This is also a reminder that while Bailey has an advanced canine degree as a guide dog, he is still a dog and will give into temptation. The counterbalance to this is knowing that when he does his job, when he pulls us from a driver turning right on red as we try to cross a street, or when he shoves me away from the speeding bicyclist hurtling down the sidewalk, a few French fries is acceptable.

Rescuing May the Dog

| Filed under Guide dogs Relationships

Another dog person once told me each time a dog finds a home either via purchase or adoption, it has been rescued. I think about this often, especially when a new dog comes into our lives.

Nikka died in February 2019 at age 16. Losing her was bittersweet, she had healed our hearts after losing two dogs a year apart, from cancer. We had hoped she would live a long time and she didn’t let us down in this respect. She had a sassy beagle-tude and was a clown and a challenge.

By this time, Verona, my retired lab, was old, almost 13 and Bailey, my working dog was 6.

As it happened, April, our daughter, finally asked the question and I said I was ready; prior to the question a few weeks ago, “When are we getting another dog?”, I still had felt Nikka’s loss.

But this time, my heart was ready to accept a new canine family member and we found ourselves at the local animal shelter. It was like the Goldilocks fairy tale, this dog is too old, this one too young, this one too yappy, this one too big. Then the shelter worker brought in May, an 8 month old slender border collie mix about 50 lbs. Bailey and May played until their tongues hung out and we knew she would be going home with us.

It’s been about a month and here is what we know : she was brought up here for adoption from a West Virginia kill shelter, loves to chew and may have already been partially trained when she got lost and ended up in the shelter. Her herding instincts are surfacing, apparent by the instinct to heel, please the handler, and take on new commands quickly and willingly. She already is leash trained but does require supervision inside and with other dogs, mostly due to her propensity to nip during play. We hope she will learn to stop this and model good play with Bailey’s help. She has captured our hearts and even Titan, our cat, is grudgingly accepting this new dog.

April and May are partners, sharing what good partners share, and we are all working together to raise this young and energetic dog. There will be more of May on my blog, just wait and read what will be coming up next.
This image requires alt text, but the alt text is currently blank. Either add alt text or mark the image as decorative.
Collie mix May posing for the camera.

Performing Poetry and Friends In Art

| Filed under blindness Guide dogs Poem Relationships Writing Life

In July I had the chance to perform two poems, In Those Dark Moments C 2016 and On The Tip Of A Finger C 2019 at the Friends In Art ACB showcase.

I was inspired to do it after watching Tom Hanks do a piece of performance poetry on Jimmy Kimmel.
I also co-hosted it and had a lot of fun and met many great folks and talented musicians, singers, and performers.
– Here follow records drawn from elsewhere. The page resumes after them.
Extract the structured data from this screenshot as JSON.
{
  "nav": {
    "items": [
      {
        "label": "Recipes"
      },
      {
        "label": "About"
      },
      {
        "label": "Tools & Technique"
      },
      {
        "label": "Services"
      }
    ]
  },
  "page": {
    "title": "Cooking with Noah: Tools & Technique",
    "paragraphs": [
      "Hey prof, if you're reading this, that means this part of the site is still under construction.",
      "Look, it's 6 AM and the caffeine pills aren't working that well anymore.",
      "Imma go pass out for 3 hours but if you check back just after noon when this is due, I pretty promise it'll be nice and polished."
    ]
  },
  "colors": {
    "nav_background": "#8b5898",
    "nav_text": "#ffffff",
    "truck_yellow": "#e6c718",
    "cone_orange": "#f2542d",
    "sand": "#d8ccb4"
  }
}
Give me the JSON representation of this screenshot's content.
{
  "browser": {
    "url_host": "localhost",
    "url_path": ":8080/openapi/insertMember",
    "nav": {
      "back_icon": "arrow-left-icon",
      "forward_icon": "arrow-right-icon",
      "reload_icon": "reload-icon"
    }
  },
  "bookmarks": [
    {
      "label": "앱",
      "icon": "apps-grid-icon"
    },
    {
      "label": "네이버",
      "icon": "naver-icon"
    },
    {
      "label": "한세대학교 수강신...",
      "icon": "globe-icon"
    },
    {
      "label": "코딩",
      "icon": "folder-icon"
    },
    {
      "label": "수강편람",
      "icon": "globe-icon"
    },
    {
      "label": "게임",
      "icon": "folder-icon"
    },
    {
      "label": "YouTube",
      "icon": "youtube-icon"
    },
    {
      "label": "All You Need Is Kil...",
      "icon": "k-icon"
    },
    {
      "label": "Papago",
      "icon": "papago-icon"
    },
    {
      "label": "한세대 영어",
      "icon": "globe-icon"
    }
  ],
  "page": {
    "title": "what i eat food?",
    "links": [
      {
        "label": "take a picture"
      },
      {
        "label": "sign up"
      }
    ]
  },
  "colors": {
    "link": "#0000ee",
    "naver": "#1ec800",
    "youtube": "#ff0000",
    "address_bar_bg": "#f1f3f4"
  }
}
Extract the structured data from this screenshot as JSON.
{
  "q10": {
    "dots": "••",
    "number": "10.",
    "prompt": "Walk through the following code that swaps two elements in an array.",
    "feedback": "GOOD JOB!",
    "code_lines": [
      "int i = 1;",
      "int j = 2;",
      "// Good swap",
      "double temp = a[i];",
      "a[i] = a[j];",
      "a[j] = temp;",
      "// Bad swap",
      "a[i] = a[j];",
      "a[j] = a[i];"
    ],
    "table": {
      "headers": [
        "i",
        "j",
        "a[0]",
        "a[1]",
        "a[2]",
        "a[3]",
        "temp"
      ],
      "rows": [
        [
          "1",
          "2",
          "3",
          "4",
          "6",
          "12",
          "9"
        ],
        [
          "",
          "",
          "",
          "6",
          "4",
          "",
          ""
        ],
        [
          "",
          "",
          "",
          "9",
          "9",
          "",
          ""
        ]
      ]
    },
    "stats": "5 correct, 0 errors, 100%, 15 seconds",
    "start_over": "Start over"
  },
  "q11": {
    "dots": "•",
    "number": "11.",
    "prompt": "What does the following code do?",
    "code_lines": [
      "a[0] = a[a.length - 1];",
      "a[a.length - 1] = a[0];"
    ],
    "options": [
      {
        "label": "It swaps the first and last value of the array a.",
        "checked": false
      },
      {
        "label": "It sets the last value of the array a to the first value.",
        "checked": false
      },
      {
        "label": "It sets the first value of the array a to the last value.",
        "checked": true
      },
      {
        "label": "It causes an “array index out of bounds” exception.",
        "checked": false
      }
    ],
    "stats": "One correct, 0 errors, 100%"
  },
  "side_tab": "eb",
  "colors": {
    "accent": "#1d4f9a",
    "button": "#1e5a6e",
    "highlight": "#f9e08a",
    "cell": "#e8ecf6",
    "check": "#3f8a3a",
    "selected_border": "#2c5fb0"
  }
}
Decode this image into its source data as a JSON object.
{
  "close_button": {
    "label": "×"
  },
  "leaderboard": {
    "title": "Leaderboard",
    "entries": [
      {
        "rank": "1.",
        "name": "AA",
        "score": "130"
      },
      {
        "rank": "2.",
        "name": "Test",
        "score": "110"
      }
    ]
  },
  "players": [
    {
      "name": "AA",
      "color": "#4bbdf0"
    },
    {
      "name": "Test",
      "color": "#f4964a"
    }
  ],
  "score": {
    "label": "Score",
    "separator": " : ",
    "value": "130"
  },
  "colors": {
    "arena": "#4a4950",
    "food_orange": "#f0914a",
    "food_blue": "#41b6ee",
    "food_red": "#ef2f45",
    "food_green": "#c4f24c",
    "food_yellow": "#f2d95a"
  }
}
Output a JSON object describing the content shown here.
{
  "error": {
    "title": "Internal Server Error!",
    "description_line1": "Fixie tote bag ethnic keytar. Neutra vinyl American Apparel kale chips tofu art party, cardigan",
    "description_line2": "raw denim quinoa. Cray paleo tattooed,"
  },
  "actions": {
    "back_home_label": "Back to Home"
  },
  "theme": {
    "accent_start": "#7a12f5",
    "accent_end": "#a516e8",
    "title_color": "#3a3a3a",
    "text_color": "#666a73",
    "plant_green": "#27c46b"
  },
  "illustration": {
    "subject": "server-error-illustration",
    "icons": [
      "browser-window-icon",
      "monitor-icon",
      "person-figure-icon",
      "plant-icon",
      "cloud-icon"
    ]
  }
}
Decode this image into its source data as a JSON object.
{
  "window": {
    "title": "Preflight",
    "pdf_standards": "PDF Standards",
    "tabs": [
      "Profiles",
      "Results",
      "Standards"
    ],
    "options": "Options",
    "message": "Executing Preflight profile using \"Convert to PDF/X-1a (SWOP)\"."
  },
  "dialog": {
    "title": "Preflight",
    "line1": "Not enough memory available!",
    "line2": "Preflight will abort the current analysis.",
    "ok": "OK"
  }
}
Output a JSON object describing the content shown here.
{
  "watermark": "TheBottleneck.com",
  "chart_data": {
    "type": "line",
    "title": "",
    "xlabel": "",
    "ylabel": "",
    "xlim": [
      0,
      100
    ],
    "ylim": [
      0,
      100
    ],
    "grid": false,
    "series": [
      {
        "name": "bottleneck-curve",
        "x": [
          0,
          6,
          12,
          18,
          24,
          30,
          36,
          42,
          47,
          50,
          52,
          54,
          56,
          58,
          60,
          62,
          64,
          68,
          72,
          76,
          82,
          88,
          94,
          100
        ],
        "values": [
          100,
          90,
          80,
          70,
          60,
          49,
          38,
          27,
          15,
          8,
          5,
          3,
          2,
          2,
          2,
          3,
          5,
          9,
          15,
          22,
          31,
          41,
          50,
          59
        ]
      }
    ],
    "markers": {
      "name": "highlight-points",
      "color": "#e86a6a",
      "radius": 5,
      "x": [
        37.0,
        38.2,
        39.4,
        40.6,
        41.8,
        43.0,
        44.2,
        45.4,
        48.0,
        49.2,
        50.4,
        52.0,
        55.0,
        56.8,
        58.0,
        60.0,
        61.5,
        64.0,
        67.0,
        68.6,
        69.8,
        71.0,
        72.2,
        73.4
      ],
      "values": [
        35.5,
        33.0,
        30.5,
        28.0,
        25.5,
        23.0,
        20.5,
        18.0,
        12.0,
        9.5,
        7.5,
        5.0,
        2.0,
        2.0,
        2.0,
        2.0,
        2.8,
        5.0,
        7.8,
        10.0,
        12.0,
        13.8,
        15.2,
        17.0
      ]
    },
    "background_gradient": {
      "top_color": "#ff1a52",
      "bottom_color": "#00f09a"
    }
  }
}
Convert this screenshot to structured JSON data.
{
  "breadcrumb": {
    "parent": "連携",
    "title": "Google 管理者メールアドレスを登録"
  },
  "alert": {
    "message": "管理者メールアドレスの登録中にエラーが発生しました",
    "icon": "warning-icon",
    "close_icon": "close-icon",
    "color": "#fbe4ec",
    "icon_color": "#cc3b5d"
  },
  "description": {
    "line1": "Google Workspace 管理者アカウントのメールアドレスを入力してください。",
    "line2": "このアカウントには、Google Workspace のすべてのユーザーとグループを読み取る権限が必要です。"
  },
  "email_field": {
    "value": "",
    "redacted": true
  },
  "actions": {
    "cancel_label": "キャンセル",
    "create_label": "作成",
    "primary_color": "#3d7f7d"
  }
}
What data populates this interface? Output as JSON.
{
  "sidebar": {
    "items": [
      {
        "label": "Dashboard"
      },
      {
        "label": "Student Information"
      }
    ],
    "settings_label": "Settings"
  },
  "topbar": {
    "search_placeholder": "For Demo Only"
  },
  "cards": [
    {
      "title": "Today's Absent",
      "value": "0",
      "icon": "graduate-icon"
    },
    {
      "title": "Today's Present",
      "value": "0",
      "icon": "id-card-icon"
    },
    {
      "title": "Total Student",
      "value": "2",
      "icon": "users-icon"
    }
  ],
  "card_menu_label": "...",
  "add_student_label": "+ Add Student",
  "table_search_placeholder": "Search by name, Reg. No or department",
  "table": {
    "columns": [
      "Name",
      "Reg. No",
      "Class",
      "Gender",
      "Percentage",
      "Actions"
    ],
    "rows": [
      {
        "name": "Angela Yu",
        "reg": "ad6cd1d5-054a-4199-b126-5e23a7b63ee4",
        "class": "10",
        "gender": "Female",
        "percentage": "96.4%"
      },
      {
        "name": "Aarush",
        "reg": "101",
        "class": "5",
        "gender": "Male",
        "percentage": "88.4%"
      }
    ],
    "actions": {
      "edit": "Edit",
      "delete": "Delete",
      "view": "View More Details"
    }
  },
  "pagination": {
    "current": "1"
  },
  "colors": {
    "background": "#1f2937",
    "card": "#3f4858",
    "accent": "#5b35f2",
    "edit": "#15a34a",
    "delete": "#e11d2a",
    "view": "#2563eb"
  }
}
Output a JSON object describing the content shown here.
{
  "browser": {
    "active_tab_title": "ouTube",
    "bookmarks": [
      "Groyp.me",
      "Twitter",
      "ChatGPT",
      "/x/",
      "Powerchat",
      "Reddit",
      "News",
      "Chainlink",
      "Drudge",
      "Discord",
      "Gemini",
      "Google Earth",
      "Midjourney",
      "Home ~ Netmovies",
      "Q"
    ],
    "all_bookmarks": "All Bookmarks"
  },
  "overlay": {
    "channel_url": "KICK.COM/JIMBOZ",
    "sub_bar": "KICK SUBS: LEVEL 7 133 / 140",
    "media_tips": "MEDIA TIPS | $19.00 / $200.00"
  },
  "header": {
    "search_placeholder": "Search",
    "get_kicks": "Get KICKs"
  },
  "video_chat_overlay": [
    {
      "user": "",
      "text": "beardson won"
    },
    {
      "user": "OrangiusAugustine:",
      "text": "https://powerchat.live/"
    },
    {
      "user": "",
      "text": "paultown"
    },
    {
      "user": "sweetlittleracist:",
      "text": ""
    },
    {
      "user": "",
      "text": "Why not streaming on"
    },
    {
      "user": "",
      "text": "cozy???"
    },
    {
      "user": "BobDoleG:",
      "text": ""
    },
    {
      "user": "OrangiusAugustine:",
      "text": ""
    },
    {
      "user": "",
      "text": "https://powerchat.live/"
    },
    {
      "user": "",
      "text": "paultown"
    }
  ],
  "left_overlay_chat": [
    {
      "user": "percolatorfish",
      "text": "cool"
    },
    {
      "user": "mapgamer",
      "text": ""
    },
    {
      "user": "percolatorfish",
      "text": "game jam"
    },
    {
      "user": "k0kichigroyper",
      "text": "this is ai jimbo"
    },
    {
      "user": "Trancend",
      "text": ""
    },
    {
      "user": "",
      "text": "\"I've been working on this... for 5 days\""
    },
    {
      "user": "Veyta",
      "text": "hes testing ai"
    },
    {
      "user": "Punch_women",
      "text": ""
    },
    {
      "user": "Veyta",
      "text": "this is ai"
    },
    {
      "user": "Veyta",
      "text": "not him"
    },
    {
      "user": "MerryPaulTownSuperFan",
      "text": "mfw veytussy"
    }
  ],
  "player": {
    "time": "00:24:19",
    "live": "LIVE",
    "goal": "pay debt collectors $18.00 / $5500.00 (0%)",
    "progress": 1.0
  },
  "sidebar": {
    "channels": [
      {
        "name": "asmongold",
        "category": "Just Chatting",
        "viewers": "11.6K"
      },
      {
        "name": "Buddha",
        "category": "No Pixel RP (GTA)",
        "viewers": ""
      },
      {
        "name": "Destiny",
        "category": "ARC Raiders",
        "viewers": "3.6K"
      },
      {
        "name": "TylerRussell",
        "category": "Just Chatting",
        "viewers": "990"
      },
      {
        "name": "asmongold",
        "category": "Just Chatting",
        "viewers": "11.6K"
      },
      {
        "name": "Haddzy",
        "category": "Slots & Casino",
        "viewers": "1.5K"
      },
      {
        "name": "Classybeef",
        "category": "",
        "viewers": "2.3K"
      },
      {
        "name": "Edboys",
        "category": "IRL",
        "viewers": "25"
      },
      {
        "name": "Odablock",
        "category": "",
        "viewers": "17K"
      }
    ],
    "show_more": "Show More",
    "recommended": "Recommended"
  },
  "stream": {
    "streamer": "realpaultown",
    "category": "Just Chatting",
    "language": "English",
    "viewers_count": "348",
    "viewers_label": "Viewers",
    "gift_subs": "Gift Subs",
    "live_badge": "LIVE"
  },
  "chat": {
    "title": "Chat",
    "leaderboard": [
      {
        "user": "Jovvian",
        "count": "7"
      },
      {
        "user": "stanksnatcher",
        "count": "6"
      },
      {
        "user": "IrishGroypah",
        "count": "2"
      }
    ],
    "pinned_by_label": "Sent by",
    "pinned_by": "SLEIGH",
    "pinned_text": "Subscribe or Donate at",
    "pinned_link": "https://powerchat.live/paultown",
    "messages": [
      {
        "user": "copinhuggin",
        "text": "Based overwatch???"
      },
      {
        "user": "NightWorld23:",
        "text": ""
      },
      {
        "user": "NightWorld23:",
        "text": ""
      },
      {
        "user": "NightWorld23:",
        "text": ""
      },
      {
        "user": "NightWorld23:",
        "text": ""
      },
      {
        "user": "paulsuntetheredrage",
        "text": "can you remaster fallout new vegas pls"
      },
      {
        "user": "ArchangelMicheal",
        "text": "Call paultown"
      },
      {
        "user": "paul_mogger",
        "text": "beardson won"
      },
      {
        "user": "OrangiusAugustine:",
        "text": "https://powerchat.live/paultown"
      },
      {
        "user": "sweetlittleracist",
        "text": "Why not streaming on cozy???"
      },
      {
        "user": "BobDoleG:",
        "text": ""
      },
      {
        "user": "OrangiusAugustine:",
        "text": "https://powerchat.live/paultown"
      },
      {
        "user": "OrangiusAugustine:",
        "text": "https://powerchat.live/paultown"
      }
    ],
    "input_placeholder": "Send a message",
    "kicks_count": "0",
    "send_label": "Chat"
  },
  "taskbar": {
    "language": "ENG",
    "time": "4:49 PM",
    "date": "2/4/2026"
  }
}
To view the poems, go to
www.annchiappetta.com www.annchiappetta.com

Catch me on this ACB Radio podcast

| Filed under blindness Guide dogs Poem Writing Life

Ann Chiapetta Update – Wednesday August 7th 10:30PM Eastern/7:30PM Pacific (and replays every two hours throughout the next day)

ACB member and author Ann Chiapetta rejoins us. She’s going to tell us about one of her brand spanking new publications and give our listeners who want to be authors some guidance.

To listen to this week’s “Speaking Out for the Blind,” go to: http://acbradio.org/mainstream, and choose one of the links under the headings “Listen to ACB Radio Mainstream” and “Now Playing;” or call 1-641-793-0756, and when prompted, press “1” for ACB Radio Mainstream. You may also listen to the program live on the ACB Link mobile app. For more information, go to http://link.acb.org.